Bringing their own style of down-home, rootsy twang to the home of the blues, the Deslondes are a band of rough but tuneful troubadours who found their voice when they settled in New Orleans, Louisiana.
The story of the Deslondes began when singer and guitarist Sam Doores and percussionist and singer Cameron Snyder met while the two were college students in the Pacific Northwest. Both were interested in music, and Doores found a potent source of fresh inspiration when he read 's memoirs, Bound for Glory.
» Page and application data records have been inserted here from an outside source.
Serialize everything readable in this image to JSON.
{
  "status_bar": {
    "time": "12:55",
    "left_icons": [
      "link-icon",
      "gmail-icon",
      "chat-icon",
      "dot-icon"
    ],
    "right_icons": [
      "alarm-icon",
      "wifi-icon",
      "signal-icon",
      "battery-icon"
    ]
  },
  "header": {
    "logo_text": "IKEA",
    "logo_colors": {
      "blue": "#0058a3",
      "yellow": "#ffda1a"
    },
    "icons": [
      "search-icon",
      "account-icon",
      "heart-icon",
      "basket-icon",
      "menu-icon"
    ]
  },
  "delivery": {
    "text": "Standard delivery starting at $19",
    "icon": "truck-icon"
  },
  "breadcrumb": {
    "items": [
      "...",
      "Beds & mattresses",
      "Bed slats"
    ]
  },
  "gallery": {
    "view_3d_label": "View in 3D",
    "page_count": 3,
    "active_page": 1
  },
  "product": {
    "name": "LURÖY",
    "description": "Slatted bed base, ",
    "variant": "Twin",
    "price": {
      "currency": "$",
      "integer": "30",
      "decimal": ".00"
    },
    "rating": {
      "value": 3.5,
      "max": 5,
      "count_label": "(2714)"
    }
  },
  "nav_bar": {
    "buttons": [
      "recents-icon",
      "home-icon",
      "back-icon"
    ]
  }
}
Doores and Snyder decided to quit school and hit the road, doing some hard traveling with their band the Broken Wing Routine, and they even landed a gig at Woodyfest, also known as the Woody Guthrie Folk Festival, an annual event in Okemah, Oklahoma. While in Okemah, Doores and Snyder met some like-minded musicians, including singer and guitarist Riley Downing and bassist Dan Cutler. When the Broken Wing Routine splintered, Doores and Cutler headed to New Orleans and formed a country-influenced band called the Tumbleweeds; Snyder, meanwhile, was playing with when he met John James Tourville, who played fiddle and pedal steel. In time, Snyder, Tourville, and Downing all made their way to New Orleans, and began jamming with the Tumbleweeds at their practice spot, an abandoned high school in the Lower Ninth Ward that had been empty since Hurricane Katrina hit in 2005. The five musicians adopted a new band name, the Deslondes, taken from a street in the Lower Ninth's Holy Cross neighborhood, and they found kindred spirits in another New Orleans outfit, , with Doores and Cutler performing in both groups for a while.
Between developing a loyal following at home and impressing audiences on the road opening for , word began to spread about the Deslondes, and signed them to a recording contract, releasing their self-titled debut album in June 2015. After supporting their eponymous first album with a tour, the Deslondes returned in the summer of 2017 with Hurry Home. ~ Mark Deming, Rovi
David Quinn’s third album was born from a logo on a decades-old ashtray he found in a corner nook at Nashville’s Sound Emporium while tracking his previous record. The amber glass piece had seen better days, but it was the words “Country Fresh” imprinted on the side in its vintage font that grabbed Quinn’s attention. “I never stopped thinking about it and started using the phrase ‘country fresh’ to describe how I was living and all the things that I like. It just stuck with me and once I wrote the song ‘Country Fresh’ it ended up being the whole theme of the record.”
Throughout the album, Quinn gives a masterclass in storytelling with the ability to stage vibrant vignettes of life, home, and heart. He burns through the songwriting at a cool stride, allowing you the chance to see yourself in his stories.
Country Fresh is a statement-making record of gutting, instinctual songcraft. It’s depth is built from the road less traveled, but traveled often. There’s nothing pretentious about what Quinn has created here; Country Fresh simply sounds like its creator is taking you along on the ride of his life.